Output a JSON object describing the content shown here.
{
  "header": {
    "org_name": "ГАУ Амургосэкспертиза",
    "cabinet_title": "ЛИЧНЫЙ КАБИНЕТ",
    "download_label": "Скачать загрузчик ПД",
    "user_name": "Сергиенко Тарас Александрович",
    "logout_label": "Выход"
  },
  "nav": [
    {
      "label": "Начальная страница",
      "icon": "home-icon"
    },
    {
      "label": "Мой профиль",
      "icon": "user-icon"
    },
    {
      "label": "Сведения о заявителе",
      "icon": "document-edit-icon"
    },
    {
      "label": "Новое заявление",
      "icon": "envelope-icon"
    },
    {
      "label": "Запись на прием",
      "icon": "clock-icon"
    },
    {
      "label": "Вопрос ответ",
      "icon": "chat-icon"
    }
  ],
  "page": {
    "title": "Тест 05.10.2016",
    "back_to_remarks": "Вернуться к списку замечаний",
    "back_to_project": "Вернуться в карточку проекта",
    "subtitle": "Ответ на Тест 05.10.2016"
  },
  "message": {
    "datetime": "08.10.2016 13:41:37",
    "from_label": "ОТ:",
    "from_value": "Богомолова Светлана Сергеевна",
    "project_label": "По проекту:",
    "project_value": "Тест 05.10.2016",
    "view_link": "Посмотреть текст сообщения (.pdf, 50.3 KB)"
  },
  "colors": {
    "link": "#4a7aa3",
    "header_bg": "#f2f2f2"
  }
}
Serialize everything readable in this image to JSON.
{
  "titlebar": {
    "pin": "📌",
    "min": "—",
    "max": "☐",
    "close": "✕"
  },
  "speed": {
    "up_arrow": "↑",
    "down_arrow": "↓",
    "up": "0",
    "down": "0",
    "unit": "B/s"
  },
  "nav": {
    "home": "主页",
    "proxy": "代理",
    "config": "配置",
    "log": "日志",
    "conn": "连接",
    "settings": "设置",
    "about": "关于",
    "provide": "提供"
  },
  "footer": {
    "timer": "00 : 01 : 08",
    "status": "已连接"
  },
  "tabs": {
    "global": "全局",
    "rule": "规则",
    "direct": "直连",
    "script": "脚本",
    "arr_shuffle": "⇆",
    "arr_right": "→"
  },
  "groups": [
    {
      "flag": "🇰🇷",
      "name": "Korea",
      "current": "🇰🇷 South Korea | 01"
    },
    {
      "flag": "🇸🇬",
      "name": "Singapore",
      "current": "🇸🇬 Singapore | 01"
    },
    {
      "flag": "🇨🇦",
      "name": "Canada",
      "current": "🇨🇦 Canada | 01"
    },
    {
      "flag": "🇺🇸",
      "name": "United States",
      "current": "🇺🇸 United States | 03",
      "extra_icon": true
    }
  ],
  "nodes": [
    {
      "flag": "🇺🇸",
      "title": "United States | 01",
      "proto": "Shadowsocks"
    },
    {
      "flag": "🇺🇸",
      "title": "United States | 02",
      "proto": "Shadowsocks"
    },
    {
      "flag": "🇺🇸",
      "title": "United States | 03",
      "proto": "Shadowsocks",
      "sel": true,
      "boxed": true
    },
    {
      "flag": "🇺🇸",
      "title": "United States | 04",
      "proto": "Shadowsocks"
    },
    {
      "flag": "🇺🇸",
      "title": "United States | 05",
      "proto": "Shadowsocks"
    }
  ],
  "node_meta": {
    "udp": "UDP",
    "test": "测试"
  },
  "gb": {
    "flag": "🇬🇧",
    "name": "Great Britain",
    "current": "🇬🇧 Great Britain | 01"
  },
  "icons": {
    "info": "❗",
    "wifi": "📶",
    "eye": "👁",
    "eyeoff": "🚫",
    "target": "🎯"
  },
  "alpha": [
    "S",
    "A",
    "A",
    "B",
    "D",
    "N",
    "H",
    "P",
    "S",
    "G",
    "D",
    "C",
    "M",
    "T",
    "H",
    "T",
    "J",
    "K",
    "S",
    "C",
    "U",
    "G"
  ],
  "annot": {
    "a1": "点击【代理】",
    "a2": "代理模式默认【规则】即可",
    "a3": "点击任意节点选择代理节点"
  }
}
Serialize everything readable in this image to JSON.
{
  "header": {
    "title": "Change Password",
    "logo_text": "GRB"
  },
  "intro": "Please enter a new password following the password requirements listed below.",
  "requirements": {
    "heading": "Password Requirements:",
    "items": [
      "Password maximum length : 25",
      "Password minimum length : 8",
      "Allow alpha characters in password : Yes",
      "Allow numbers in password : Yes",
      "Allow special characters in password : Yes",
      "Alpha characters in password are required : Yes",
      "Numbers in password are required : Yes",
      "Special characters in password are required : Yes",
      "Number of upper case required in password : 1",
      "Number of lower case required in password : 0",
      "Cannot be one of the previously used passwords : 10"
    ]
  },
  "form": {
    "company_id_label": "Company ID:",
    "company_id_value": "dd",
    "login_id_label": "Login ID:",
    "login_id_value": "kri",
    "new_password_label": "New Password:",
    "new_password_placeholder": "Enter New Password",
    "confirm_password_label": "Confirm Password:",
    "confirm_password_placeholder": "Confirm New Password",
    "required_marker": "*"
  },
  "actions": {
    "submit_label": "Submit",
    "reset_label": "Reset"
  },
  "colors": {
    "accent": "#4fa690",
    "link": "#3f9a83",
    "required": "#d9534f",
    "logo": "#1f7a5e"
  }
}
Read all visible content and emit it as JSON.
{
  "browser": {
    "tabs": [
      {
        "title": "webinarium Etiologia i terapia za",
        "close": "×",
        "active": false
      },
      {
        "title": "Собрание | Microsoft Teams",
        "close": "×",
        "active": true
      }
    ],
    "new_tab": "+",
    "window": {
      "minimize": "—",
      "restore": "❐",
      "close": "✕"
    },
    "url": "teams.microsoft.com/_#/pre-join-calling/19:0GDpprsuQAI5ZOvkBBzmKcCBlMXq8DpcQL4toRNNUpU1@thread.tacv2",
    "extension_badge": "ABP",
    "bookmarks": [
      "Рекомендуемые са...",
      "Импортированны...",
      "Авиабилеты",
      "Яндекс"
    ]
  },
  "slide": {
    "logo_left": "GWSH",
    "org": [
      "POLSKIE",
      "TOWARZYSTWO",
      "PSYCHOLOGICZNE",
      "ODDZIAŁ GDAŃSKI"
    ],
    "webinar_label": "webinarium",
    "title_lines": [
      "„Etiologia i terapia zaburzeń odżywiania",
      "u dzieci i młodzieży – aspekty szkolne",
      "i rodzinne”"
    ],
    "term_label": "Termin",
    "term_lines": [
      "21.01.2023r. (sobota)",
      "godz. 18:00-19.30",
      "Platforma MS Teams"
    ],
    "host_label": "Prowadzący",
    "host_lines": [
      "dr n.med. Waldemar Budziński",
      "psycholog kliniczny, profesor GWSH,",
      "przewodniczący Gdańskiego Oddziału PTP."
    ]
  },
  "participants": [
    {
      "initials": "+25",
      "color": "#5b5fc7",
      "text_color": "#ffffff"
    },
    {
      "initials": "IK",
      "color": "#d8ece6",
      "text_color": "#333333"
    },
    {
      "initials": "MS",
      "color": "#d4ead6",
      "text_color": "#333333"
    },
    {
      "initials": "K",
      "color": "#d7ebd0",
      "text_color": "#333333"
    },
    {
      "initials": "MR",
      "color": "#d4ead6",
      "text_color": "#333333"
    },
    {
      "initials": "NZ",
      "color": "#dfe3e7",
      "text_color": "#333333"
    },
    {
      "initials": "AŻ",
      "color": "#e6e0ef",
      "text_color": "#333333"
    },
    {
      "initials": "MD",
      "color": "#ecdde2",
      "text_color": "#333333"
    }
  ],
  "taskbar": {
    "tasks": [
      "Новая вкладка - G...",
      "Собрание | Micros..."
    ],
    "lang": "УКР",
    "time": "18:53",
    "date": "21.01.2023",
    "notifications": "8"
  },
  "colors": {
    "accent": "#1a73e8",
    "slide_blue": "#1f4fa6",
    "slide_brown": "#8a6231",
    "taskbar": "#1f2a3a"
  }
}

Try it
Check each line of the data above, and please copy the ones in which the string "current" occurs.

Solution for this task
      "current": "🇰🇷 South Korea | 01"
      "current": "🇸🇬 Singapore | 01"
      "current": "🇨🇦 Canada | 01"
      "current": "🇺🇸 United States | 03",
    "current": "🇬🇧 Great Britain | 01"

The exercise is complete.